_Directions for this task_. Wherever "Krobia" turns up in the entries, copy out the line that holds it.

········

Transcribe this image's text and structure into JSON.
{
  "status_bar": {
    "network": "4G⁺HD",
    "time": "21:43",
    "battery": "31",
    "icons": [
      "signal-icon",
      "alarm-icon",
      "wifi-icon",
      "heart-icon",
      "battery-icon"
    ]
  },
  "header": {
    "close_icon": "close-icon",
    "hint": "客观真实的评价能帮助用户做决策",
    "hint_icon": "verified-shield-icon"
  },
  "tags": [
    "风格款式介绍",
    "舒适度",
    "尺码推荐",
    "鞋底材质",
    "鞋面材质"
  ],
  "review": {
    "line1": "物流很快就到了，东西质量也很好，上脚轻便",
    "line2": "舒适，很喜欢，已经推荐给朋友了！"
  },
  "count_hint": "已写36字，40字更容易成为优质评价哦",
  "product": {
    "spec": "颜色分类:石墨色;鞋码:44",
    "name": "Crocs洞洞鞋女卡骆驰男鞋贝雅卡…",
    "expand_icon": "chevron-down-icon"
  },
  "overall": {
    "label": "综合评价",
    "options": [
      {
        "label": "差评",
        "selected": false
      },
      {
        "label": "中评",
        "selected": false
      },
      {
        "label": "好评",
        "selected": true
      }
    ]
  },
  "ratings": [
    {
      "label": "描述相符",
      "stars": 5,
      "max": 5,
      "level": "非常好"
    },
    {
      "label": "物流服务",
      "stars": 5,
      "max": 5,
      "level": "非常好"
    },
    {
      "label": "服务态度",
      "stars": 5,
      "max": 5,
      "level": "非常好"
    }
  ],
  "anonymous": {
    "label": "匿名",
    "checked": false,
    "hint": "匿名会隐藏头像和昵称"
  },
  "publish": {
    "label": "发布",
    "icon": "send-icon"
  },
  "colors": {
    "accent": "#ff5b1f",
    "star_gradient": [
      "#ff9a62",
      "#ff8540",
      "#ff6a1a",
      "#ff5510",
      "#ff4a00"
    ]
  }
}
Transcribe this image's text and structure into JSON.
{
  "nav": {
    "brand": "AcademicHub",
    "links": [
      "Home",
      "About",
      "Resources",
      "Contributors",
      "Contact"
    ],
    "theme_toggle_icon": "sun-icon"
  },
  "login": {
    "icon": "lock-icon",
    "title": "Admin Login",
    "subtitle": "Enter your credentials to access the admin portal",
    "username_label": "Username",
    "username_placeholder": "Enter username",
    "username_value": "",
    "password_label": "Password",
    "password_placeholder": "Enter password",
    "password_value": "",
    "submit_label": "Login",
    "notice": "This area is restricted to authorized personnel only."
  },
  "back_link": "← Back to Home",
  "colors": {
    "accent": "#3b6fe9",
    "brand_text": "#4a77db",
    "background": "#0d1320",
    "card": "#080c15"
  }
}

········

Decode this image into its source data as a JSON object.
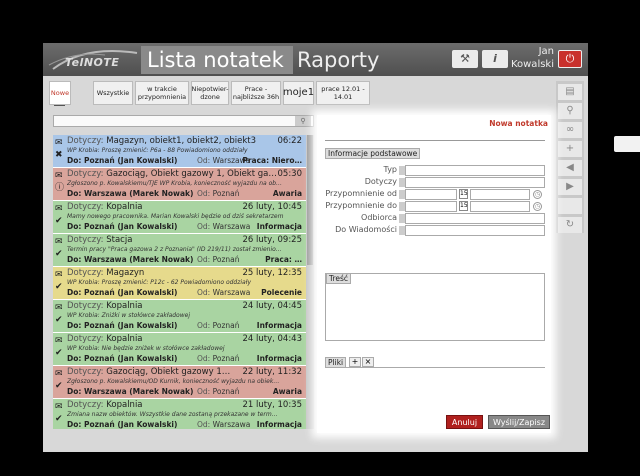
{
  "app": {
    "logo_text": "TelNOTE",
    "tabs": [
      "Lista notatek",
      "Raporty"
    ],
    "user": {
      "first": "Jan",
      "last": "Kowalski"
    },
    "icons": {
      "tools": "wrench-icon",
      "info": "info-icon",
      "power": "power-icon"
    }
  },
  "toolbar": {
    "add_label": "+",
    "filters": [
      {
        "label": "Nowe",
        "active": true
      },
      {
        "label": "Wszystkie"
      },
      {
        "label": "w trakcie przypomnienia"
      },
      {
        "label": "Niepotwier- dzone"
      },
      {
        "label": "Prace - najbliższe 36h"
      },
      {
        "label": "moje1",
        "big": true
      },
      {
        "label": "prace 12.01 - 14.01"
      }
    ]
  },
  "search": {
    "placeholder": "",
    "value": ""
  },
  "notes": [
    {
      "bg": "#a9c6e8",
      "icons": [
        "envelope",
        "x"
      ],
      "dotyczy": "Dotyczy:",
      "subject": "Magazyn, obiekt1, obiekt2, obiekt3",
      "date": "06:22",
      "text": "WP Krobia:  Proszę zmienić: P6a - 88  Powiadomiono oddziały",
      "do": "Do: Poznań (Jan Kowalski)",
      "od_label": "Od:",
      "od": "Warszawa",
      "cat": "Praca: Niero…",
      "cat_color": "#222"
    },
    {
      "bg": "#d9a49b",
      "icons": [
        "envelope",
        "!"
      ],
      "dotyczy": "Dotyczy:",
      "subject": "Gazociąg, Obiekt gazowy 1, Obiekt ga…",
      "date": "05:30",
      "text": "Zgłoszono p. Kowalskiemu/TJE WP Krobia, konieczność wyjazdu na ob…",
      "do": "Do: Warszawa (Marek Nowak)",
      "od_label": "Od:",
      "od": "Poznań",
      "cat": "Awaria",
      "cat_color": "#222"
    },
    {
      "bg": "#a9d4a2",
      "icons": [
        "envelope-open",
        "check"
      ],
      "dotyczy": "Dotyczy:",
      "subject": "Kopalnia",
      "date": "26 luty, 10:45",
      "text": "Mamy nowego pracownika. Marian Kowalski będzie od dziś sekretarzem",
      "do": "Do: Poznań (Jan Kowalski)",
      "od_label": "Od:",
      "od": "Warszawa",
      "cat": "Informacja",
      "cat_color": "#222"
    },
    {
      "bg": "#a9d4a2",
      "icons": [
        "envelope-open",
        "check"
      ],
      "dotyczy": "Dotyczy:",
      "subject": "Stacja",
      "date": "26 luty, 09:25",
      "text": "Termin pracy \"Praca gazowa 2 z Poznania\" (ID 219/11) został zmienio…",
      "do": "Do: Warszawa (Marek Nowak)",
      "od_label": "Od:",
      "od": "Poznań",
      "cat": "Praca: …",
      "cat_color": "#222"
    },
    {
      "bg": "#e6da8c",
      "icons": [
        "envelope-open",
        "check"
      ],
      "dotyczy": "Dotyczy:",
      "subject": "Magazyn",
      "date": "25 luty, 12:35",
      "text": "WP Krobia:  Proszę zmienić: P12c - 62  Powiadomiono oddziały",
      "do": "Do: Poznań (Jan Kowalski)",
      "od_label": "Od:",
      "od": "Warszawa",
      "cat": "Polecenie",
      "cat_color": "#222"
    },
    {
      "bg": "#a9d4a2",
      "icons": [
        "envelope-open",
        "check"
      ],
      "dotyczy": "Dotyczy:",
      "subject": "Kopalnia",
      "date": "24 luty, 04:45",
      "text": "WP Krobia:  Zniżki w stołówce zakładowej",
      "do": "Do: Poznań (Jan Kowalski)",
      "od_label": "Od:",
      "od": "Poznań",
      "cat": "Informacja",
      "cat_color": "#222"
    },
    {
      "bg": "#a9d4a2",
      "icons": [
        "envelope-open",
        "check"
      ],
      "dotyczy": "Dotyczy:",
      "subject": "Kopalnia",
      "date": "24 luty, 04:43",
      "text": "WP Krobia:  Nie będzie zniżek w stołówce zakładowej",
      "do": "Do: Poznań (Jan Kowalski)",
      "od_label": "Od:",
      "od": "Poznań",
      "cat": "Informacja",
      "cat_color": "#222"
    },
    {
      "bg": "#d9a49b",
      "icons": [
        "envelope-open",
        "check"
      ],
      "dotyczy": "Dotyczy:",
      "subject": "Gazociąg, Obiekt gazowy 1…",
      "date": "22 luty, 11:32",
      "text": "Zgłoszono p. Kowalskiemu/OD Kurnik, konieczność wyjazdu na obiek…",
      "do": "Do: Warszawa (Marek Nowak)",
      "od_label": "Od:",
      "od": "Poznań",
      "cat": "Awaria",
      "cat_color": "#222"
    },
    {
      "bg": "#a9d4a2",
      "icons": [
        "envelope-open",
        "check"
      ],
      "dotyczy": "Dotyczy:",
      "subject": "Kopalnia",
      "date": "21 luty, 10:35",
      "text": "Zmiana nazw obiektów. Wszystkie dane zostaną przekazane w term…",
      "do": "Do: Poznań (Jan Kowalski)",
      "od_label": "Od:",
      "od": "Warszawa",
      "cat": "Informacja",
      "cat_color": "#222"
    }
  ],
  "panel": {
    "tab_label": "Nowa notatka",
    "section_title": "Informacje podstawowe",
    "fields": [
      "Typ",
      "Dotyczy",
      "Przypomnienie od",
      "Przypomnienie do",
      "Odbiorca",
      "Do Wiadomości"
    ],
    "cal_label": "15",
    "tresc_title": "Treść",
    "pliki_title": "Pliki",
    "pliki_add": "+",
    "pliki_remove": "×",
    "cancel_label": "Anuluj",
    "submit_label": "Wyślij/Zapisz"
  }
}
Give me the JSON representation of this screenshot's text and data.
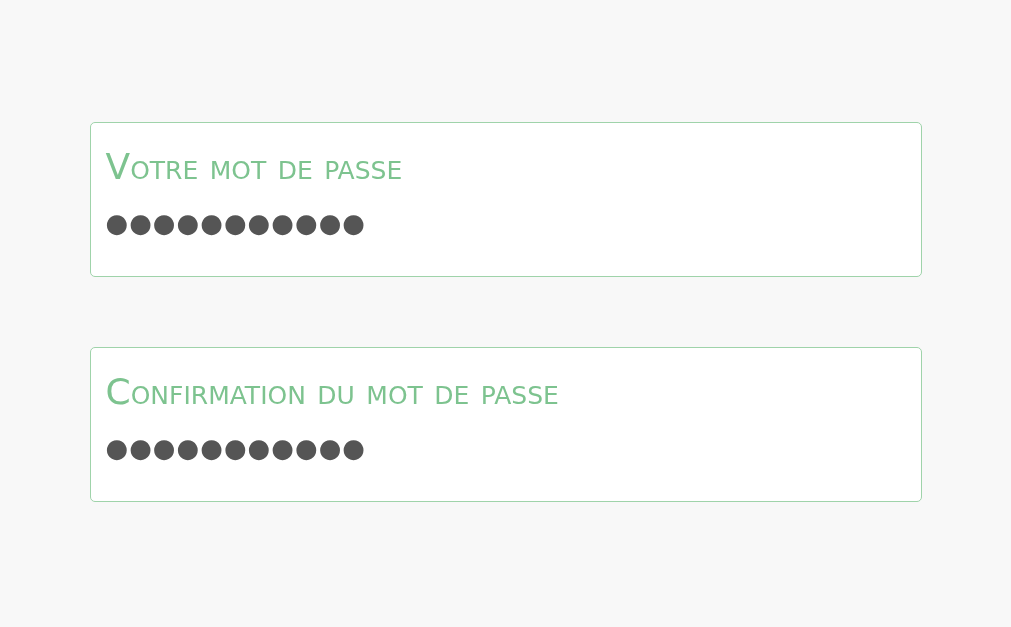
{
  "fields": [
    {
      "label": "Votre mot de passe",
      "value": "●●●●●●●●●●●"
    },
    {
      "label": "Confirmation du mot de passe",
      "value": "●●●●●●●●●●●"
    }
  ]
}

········

_Exercise result_.
      "text": "WP Krobia:  Proszę zmienić: P6a - 88  Powiadomiono oddziały",
      "text": "Zgłoszono p. Kowalskiemu/TJE WP Krobia, konieczność wyjazdu na ob…",
      "text": "WP Krobia:  Proszę zmienić: P12c - 62  Powiadomiono oddziały",
      "text": "WP Krobia:  Zniżki w stołówce zakładowej",
      "text": "WP Krobia:  Nie będzie zniżek w stołówce zakładowej",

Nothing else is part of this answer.